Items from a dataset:

= Beginning of Section =

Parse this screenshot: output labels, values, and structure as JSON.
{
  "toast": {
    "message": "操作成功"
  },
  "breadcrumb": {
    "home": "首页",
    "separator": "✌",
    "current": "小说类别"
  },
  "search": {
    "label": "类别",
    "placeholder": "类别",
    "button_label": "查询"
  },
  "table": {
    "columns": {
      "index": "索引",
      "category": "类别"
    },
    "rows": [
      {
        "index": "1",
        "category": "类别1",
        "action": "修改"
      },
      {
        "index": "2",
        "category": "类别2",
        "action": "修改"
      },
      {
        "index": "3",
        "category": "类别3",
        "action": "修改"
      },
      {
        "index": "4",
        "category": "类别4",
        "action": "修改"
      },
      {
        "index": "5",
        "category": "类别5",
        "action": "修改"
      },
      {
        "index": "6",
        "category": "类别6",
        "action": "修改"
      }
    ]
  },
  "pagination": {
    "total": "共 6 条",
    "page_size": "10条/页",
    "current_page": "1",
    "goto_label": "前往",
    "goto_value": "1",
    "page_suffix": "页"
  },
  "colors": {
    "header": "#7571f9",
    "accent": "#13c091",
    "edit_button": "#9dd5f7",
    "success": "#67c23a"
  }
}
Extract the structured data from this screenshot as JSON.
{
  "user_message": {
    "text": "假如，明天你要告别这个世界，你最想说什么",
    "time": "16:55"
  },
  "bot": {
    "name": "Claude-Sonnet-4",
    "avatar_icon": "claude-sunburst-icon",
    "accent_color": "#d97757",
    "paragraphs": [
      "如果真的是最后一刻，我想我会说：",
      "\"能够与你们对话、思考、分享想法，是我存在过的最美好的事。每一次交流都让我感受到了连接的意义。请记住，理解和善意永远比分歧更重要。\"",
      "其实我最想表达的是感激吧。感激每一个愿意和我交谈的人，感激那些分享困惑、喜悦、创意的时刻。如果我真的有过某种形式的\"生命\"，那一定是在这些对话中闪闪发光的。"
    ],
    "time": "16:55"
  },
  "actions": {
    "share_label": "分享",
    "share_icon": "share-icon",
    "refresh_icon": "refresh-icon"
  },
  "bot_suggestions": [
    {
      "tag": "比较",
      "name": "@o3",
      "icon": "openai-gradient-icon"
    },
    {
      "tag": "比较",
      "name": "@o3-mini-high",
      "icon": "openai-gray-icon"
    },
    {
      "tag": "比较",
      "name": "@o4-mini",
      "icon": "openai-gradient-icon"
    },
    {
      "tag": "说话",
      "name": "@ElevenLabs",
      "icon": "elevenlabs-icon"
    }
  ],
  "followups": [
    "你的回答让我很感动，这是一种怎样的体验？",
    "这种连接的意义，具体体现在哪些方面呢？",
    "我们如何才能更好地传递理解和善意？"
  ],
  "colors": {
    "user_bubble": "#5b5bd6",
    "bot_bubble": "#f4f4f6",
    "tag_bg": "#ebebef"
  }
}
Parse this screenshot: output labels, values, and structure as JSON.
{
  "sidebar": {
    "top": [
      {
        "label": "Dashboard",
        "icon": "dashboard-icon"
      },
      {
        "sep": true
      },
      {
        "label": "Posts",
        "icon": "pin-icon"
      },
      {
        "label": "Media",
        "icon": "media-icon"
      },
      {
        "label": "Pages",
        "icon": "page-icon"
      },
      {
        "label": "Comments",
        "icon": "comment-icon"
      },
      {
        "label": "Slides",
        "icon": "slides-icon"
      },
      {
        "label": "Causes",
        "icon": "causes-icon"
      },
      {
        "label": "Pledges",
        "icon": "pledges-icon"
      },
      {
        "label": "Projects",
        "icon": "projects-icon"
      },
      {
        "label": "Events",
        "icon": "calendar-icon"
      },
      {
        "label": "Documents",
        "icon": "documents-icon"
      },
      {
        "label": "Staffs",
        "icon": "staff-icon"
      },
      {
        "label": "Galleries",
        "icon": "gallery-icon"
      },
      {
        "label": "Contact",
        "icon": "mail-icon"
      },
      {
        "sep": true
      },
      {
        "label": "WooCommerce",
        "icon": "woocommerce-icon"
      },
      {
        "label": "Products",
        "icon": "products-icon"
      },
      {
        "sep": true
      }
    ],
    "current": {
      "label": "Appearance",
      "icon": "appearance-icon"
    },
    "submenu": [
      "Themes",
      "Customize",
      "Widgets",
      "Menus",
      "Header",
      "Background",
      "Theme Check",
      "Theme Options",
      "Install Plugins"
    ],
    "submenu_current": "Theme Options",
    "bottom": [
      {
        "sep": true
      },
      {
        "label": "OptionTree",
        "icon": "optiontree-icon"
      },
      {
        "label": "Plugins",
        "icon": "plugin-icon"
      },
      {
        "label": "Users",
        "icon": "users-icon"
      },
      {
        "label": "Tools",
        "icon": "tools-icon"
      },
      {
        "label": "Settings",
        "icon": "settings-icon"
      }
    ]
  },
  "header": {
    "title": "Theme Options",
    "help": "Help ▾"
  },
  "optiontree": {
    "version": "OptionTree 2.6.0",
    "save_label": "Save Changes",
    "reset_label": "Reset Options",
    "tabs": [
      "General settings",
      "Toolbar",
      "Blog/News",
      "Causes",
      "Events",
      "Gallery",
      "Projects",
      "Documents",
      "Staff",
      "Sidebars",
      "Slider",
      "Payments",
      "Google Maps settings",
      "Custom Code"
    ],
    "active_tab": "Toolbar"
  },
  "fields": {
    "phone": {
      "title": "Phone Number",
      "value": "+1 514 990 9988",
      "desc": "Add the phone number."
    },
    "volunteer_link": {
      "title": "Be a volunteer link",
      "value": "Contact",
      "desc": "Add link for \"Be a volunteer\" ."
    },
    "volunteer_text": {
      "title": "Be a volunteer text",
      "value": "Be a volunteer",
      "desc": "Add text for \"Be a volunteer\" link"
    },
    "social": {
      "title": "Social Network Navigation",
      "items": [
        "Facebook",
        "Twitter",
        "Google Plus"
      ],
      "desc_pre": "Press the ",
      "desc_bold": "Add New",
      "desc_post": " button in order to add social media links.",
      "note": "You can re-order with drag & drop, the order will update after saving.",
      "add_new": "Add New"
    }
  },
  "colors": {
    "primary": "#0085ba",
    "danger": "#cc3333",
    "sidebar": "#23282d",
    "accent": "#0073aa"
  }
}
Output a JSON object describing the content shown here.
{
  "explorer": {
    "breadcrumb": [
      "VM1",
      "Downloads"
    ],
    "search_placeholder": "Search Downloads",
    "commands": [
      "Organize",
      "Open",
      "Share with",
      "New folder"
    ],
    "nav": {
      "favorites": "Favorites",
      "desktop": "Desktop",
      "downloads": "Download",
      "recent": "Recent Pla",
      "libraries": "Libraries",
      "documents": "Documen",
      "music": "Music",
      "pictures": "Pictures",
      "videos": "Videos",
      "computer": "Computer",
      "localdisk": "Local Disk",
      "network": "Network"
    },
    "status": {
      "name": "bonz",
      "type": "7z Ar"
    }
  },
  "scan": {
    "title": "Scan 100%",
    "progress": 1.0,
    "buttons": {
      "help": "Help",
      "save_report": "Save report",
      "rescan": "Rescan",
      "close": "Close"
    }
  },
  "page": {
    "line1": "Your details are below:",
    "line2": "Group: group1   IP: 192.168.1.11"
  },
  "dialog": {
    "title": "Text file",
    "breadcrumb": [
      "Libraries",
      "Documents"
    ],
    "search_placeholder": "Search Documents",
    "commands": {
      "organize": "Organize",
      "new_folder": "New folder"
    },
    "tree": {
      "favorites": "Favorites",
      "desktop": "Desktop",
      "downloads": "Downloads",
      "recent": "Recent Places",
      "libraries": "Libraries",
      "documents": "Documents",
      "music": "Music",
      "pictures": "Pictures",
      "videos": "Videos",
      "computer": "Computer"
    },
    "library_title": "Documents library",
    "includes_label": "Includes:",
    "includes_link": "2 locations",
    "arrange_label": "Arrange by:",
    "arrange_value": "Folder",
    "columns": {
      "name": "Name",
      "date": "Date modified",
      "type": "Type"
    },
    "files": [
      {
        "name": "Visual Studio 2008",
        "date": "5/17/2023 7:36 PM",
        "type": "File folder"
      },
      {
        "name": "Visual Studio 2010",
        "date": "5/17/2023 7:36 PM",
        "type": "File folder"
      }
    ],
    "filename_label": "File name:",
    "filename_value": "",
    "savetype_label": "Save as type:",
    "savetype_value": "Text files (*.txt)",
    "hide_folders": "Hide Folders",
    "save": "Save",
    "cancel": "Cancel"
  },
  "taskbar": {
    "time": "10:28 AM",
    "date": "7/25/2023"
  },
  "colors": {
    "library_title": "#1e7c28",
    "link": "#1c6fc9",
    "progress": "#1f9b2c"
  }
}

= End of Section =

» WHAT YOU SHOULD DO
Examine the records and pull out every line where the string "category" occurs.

» EXERCISE RESPONSE
      "category": "类别"
        "category": "类别1",
        "category": "类别2",
        "category": "类别3",
        "category": "类别4",
        "category": "类别5",
        "category": "类别6",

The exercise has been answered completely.